Be inspired with the latest lifestyle trends every week

Please enter your email addressPlease enter a valid email addressPlease enter a valid email address SIGN UPThanks for signing up to the INDY/LIFE newsletter{{#verifyErrors}} {{message}} {{/verifyErrors}} {{^verifyErrors}} {{message}} {{/verifyErrors}}The Independent would like to keep you informed about offers, events and updates by email, please tick the box if you would like to be contacted

Read our full mailing list consent terms here

INDY/LIFE Newsletter

Be inspired with the latest lifestyle trends every week

SIGN UPThe Independent would like to keep you informed about offers, events and updates by email, please tick the box if you would like to be contacted

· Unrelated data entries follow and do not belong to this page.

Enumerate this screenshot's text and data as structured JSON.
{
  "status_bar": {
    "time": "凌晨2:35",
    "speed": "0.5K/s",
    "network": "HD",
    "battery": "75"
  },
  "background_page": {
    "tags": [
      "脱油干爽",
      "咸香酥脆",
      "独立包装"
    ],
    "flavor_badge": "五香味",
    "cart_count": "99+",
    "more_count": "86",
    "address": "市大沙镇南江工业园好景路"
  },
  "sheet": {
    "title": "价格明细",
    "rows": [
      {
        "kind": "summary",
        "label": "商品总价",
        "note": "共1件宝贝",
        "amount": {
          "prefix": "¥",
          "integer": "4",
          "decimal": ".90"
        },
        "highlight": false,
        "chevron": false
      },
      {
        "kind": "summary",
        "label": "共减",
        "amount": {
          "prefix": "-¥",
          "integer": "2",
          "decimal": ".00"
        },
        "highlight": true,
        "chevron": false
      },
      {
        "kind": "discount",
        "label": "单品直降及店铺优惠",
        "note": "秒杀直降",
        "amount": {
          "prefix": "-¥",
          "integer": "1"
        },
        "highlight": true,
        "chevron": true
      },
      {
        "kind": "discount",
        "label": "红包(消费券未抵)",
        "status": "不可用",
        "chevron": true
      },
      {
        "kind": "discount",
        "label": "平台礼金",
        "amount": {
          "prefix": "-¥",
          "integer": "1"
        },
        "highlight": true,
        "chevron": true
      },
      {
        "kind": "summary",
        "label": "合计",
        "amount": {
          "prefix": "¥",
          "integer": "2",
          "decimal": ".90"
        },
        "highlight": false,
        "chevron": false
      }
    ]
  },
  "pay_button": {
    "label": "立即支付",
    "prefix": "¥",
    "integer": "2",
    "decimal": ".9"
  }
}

Read our full mailing list consent terms here

Microsoft was recently criticised for launching a feature that allows employers to track the day-to-day activities of workers on an individual level.

The “Productivity Score” tracks how many times employees send emails or use the chat function, as well as the amount of time people are spending online, which is then ranked in a lague table.

“This normalises extensive workplace surveillance in a way not seen before,” said data researcher Wolfie Christl.

“This is so problematic at many levels… Not least, Microsoft gets the power to define highly arbitrary metrics that will potentially affect the daily lives of millions of employees and even shape how organisations function.”

EU data protection laws mean the feature may be unlawful in many countries, though such privacy protections are more lax outside of Europe. It is unclear how data protection laws would interfere with Microsoft’s most recent patent.

Microsoft is not the only company that has been criticised for workplace surveillance. Amazon was accused of using surveillance technology on workers to stymie unionisation efforts and boost employee productivity, according to a research paper released by the Open Markets Institute in September.

A report from Amnesty International in November also documented Amazon’s monitoring and analysing of its drivers’ Facebook posts, using heatmaps in Whole Food stores to track which stores might unionise, and sending details of labour-organising activities at warehouses to its Global Security Operations Center.

Amazon said that, “like any other responsible business, we maintain a level of security within our operations to help keep our employees, buildings, and inventory safe,” in a statement to The Independent.

Source:

www.independent.co.uk

Show More

Related Articles

Leave a Reply

Your email address will not be published. Required fields are marked *

Back to top button

Please disable your ad blocker

We know you are here for the stories. Not the ads. But we need the ads to keep the lights on. So please whitelist Buzzon.live.